What the task asks: Read the listing below and copy out each line where the word "JSON" occurs.

Dataset:

▽

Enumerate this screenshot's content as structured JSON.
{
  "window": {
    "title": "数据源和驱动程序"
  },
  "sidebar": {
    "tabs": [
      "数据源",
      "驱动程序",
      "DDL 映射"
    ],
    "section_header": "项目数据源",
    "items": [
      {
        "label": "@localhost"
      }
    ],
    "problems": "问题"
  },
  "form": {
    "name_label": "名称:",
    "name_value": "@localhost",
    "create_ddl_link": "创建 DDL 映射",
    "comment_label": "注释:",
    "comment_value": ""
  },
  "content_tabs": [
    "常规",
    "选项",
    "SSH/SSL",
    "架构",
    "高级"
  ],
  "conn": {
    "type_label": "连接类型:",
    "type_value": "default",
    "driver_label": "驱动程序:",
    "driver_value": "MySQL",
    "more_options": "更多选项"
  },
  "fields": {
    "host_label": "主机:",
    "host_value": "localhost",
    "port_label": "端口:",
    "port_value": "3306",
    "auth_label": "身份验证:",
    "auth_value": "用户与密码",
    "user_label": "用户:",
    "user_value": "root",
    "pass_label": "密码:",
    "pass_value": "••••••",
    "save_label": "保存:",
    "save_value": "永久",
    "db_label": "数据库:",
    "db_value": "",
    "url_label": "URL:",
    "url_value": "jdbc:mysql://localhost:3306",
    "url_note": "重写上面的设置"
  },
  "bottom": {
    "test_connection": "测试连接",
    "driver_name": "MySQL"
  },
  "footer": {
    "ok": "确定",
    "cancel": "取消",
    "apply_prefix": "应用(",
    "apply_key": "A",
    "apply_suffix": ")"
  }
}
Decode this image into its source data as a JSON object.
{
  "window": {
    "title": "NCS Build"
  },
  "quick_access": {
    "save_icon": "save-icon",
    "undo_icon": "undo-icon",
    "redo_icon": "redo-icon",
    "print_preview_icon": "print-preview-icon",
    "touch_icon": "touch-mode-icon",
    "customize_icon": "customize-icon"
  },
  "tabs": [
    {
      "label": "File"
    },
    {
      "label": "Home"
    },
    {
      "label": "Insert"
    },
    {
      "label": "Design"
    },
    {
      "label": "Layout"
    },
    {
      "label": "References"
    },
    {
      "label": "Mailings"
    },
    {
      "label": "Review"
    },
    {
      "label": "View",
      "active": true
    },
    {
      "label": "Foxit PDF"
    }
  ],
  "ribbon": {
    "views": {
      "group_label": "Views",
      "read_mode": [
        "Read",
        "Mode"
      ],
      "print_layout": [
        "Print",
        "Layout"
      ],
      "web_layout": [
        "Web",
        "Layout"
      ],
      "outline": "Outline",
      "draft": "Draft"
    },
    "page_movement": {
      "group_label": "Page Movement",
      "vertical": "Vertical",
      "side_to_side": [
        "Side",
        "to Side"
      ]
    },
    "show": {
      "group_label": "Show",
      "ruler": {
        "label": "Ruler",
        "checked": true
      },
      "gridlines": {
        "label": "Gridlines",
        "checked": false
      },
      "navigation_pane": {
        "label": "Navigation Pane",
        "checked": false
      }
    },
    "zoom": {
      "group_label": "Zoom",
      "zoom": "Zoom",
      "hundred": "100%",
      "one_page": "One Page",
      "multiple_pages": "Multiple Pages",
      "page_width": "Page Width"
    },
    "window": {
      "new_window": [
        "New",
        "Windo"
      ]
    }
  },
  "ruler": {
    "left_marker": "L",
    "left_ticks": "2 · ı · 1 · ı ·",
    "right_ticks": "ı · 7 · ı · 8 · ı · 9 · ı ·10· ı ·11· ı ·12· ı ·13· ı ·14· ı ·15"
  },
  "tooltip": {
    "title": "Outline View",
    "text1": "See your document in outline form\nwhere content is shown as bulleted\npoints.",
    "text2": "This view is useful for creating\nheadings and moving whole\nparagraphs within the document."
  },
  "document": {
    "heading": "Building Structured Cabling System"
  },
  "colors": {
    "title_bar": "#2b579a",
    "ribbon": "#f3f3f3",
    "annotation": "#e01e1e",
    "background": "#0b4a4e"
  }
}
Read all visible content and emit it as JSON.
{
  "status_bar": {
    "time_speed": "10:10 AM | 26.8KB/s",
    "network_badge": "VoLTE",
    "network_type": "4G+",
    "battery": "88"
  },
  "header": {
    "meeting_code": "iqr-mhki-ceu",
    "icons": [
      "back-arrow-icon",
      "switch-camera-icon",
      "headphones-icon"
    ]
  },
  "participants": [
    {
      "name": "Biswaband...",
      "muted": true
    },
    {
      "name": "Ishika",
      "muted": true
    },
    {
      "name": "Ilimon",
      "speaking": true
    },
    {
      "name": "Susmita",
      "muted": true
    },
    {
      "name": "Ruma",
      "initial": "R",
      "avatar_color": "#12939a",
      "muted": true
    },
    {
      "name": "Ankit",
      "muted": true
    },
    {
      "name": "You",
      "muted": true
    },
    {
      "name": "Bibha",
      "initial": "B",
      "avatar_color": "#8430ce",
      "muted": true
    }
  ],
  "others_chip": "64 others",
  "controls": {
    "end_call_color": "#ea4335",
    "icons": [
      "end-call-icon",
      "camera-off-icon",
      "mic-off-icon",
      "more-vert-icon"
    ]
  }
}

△

Written solution:
Enumerate this screenshot's content as structured JSON.
Decode this image into its source data as a JSON object.
Read all visible content and emit it as JSON.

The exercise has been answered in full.